Identify all lines of the data containing the string "title" and copy them.

Collected data
______
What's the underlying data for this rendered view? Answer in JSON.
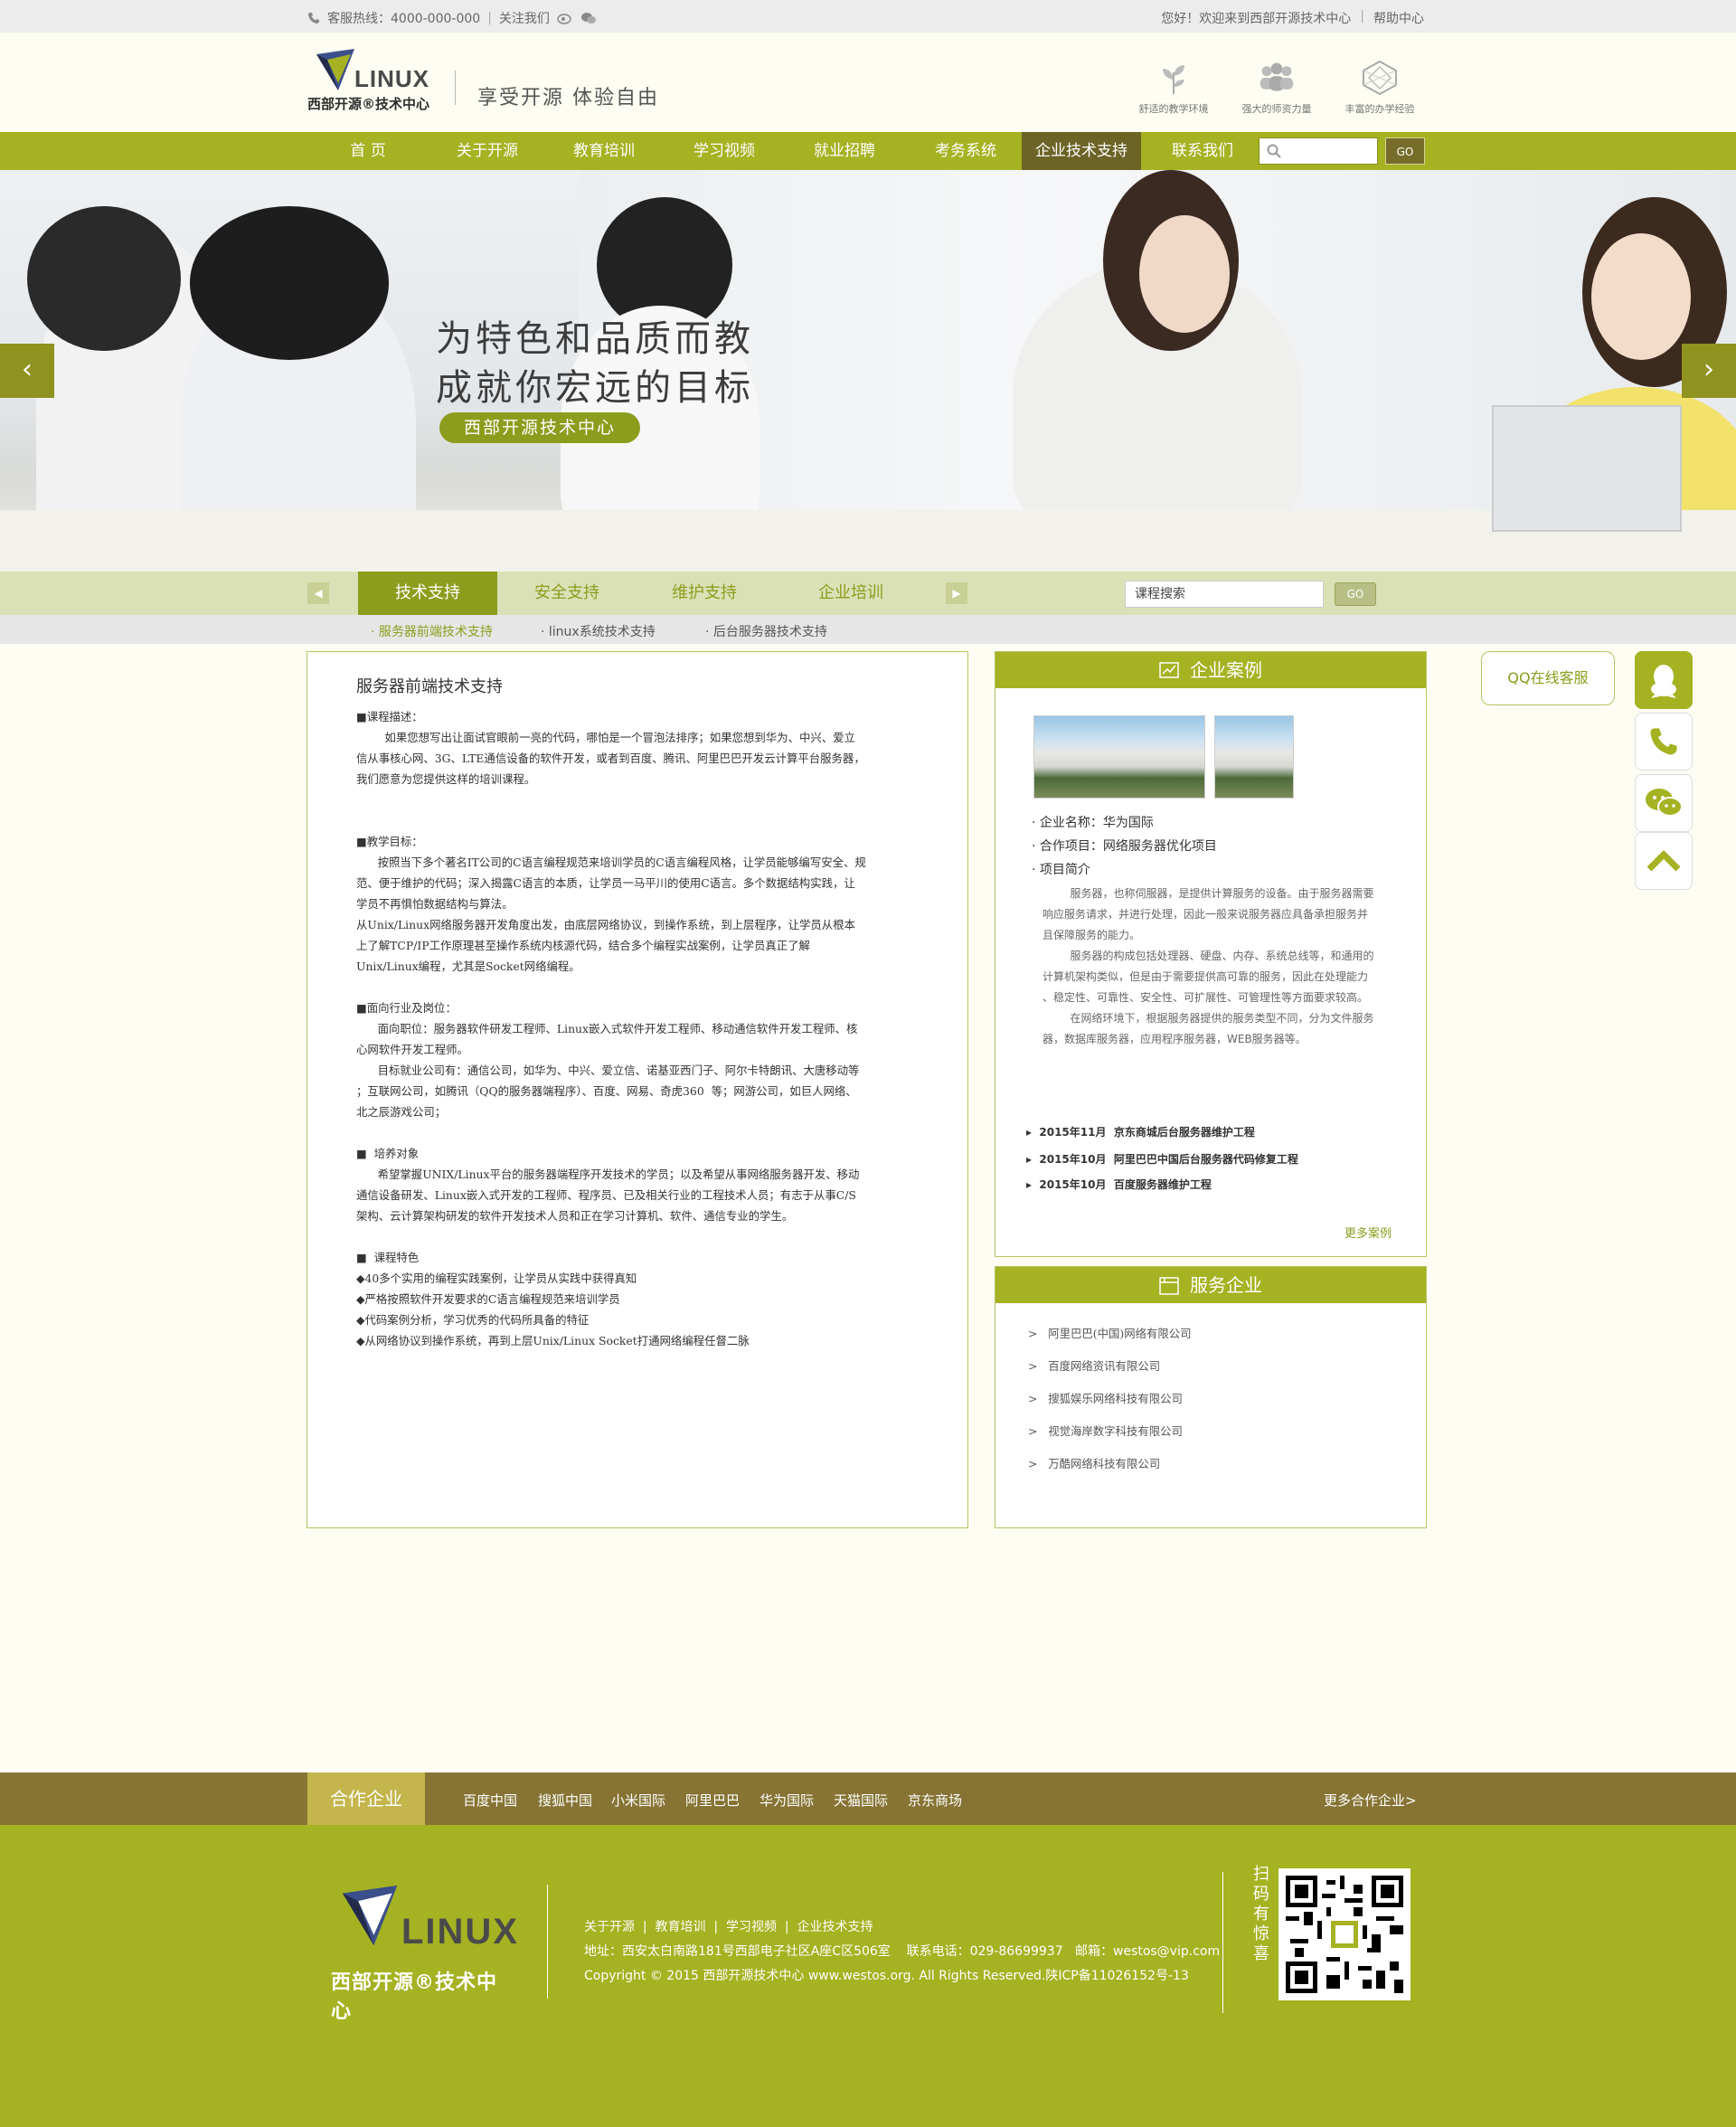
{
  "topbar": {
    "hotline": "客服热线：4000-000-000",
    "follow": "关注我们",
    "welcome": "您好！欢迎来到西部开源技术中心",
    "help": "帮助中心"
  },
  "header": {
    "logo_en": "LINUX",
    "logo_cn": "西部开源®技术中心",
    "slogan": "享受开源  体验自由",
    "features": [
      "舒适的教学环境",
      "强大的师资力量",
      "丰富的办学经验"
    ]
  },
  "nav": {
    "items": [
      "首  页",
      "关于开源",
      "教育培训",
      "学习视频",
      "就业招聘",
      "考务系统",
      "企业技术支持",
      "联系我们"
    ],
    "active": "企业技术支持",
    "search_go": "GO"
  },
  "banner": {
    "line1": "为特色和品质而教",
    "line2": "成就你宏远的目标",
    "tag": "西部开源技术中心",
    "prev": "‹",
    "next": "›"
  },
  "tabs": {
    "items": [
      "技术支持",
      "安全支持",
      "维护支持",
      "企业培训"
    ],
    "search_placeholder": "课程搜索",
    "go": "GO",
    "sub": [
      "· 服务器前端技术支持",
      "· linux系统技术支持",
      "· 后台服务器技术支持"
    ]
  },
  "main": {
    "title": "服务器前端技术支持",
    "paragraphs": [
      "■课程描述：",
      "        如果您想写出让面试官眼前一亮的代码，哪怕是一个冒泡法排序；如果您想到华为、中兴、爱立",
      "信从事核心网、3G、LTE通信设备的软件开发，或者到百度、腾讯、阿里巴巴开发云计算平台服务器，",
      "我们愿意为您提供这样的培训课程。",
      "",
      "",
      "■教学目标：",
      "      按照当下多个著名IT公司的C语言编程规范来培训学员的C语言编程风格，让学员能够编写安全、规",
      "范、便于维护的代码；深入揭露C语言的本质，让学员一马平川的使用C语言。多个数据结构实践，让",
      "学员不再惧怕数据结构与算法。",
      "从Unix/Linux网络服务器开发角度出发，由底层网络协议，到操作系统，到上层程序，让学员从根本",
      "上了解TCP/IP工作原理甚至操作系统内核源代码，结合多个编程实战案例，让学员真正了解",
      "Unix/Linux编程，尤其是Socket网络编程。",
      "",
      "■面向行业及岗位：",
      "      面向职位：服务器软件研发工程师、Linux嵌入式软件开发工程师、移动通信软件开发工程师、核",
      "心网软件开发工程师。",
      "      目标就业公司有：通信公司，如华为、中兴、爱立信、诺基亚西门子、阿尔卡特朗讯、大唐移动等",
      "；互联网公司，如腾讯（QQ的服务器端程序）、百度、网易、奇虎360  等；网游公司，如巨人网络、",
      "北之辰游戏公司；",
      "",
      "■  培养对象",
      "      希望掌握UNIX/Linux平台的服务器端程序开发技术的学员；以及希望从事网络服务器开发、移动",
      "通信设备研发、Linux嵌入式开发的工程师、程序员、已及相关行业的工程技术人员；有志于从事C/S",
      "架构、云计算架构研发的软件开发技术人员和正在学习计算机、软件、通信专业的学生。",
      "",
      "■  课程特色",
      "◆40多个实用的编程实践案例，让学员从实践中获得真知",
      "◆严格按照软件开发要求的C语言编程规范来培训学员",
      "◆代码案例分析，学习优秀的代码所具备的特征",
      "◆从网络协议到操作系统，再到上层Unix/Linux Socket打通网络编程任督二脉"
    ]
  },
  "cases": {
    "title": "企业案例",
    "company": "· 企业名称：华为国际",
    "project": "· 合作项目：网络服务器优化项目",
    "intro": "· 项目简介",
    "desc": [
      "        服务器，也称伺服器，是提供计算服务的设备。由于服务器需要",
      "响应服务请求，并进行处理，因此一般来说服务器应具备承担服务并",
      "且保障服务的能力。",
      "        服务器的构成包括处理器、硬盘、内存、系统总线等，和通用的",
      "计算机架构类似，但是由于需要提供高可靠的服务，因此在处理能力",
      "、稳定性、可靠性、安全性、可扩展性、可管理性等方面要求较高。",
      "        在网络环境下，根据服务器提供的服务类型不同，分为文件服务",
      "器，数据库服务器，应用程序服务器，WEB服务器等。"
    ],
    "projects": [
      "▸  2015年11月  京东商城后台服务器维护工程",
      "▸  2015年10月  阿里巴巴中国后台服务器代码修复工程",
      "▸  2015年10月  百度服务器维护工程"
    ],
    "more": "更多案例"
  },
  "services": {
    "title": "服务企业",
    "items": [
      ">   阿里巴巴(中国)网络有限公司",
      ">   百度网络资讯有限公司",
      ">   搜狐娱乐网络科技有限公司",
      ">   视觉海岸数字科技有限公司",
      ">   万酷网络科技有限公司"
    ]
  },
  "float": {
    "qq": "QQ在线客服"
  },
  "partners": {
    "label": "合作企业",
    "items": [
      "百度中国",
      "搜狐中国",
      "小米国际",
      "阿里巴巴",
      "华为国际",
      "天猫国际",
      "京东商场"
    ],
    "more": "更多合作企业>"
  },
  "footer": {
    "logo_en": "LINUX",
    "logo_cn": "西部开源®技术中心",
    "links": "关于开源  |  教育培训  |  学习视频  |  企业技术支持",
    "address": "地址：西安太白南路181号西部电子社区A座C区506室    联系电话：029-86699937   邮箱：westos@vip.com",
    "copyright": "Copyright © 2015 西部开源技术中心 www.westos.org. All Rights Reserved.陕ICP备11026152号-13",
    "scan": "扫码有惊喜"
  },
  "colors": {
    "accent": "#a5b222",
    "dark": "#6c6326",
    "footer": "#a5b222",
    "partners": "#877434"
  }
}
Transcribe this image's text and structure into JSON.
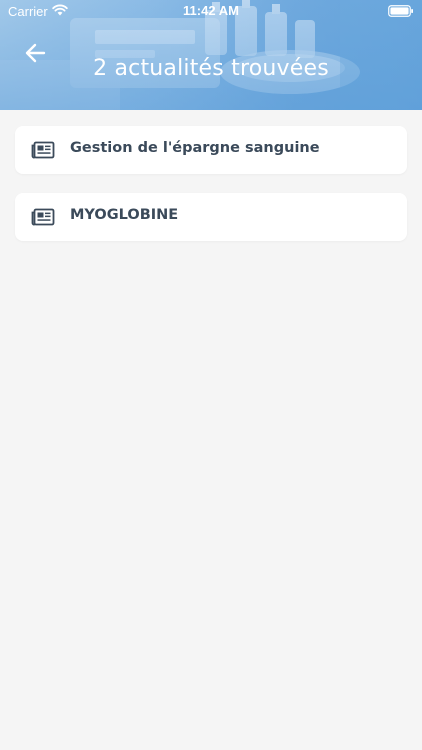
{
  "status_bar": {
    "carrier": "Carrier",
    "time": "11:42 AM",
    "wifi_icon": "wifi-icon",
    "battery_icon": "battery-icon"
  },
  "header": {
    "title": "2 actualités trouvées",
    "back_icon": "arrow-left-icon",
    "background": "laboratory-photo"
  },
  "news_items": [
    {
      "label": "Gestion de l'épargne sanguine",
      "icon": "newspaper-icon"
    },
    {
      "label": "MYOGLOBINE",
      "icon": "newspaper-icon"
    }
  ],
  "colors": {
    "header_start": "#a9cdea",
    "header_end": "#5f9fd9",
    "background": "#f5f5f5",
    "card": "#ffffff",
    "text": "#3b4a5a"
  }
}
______
## SOLUTION
    "title": "服务器前端技术支持",
    "title": "企业案例",
    "title": "服务企业",
    "title": "2 actualités trouvées",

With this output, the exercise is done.